Thursday, October 1, 2015

Fall Into Autumn’s Harvest of Potential for Growth

Fall Into Autumn’s Harvest of Potential for Growth

by Darra McMullen,
GHWCC Writer/Researcher and Women’s Health Network Member

Fall’s bounty, in every sense of the word, brings with it numerous opportunities to improve our physical, mental, and spiritual health.  Let’s now take a look at a few of these options for moving in a positive direction.

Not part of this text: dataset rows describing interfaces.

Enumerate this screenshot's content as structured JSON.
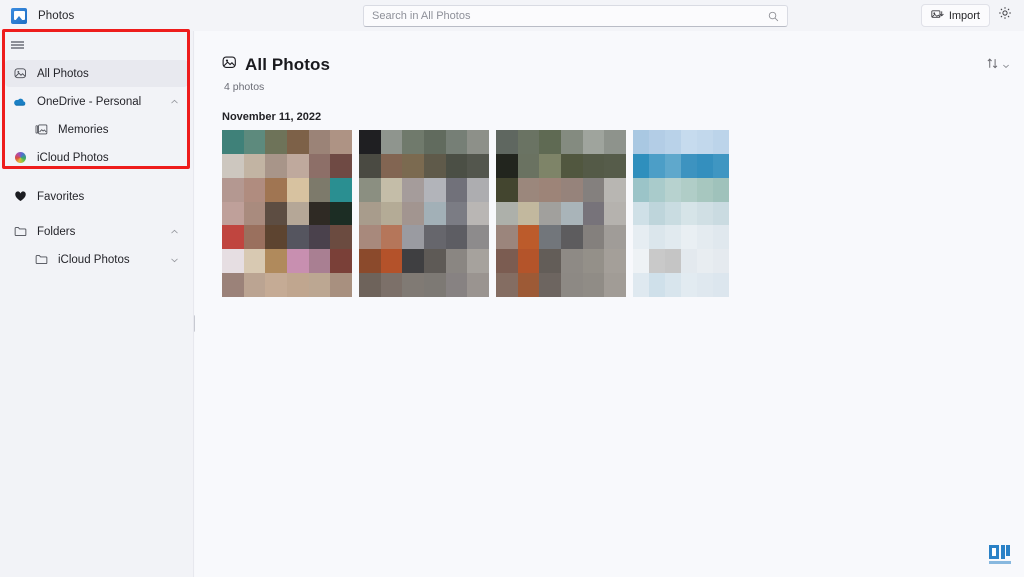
{
  "window": {
    "app_icon": "photos-app-icon",
    "title": "Photos"
  },
  "search": {
    "placeholder": "Search in All Photos",
    "value": "",
    "icon": "search-icon"
  },
  "toolbar": {
    "import_label": "Import",
    "import_icon": "import-photo-icon",
    "settings_icon": "gear-icon"
  },
  "sidebar": {
    "menu_icon": "hamburger-menu-icon",
    "items": [
      {
        "label": "All Photos",
        "icon": "all-photos-icon",
        "selected": true,
        "sub": false,
        "chevron": ""
      },
      {
        "label": "OneDrive - Personal",
        "icon": "onedrive-icon",
        "selected": false,
        "sub": false,
        "chevron": "up"
      },
      {
        "label": "Memories",
        "icon": "memories-icon",
        "selected": false,
        "sub": true,
        "chevron": ""
      },
      {
        "label": "iCloud Photos",
        "icon": "icloud-photos-icon",
        "selected": false,
        "sub": false,
        "chevron": ""
      },
      {
        "label": "Favorites",
        "icon": "heart-icon",
        "selected": false,
        "sub": false,
        "chevron": ""
      },
      {
        "label": "Folders",
        "icon": "folder-icon",
        "selected": false,
        "sub": false,
        "chevron": "up"
      },
      {
        "label": "iCloud Photos",
        "icon": "folder-icon",
        "selected": false,
        "sub": true,
        "chevron": "down"
      }
    ],
    "splitter": "sidebar-resize-handle"
  },
  "annotation": {
    "color": "#ee1c1c",
    "shape": "rectangle-highlight"
  },
  "main": {
    "title": "All Photos",
    "title_icon": "all-photos-icon",
    "count_label": "4 photos",
    "sort_icon": "sort-arrows-icon",
    "sort_chevron": "chevron-down-icon",
    "date_group": "November 11, 2022",
    "photos": [
      {
        "name": "photo-1",
        "alt": "blurred photo thumbnail 1"
      },
      {
        "name": "photo-2",
        "alt": "blurred photo thumbnail 2"
      },
      {
        "name": "photo-3",
        "alt": "blurred photo thumbnail 3"
      },
      {
        "name": "photo-4",
        "alt": "blurred photo thumbnail 4"
      }
    ]
  },
  "watermark": {
    "name": "site-watermark-logo",
    "color": "#1f7bc4"
  }
}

Number One:  Take advantage of autumn’s plethora of different types of squash and potatoes to whip up healthy and satisfying soups and stews.  Squash and potatoes can serve as a wonderful “base” for many recipes.  Dishes can vary depending on the type of squash or potato used and the add-ins included in the dish.  Consider adding one or more of the following:  onions, carrots, celery, peppers, lean meats, tomatoes, and beans or peas.
            Carefully think about whether you want the preparation to run on the sweet, savory, or salty side, and season accordingly.  To stay on the healthy “wagon”, use caution when adding sugar or salt.  Let natural sources of sweetness, such as carrots or corn, do some of the seasoning for you.  Likewise, consider using salt substitutes for part or all of your salt contribution to the dish.  Experiment with fresh or dried herbs to add dimension to your cooking.  Don’t rely on just “sweet” or “salty” for seasoning; get curious and creative and use those herbs.

Number Two:  Use’s fall’s cooler temperatures to start or improve an exercise program.  Frequent walks, by yourself or with a companion, jogging, bike rides, stretching routines, and yoga are all much more pleasant to do when there are not high temps, humidity, and mosquitoes to contend with on a daily basis.
            Let fall’s cooler, drier air fill up your lungs and invigorate your body and spirit to go forth and move about more productively.  Start with an informal fitness routine, such as walking or biking, and while you’re outside, consider what else you feel inspired to do.  Whether it’s to take up gardening, to join a gym, to participate in charity walks to raise money for worthy causes, or simply to make a commitment to frequent walks or bike rides for your own well being, follow your heart and go with your inspiration.  Your physical health and mood will definitely improve, and you may even find that your inspired ideas lead to personal or spiritual growth.

Number Three:  The fall season is replete with festival opportunities and special events put on by houses of worship or ethnic group organizations.  Take advantage of these numerous options to learn something about other groups of people and their cultures or to contribute something of your own – time, talent, money, or objects – to a worthy cause set up by your (or another person’s) house of worship or a charity.
            You’ll find that gaining a broader perspective of others and/or contributing to charitable causes makes you feel a lot better, as well as improves our community.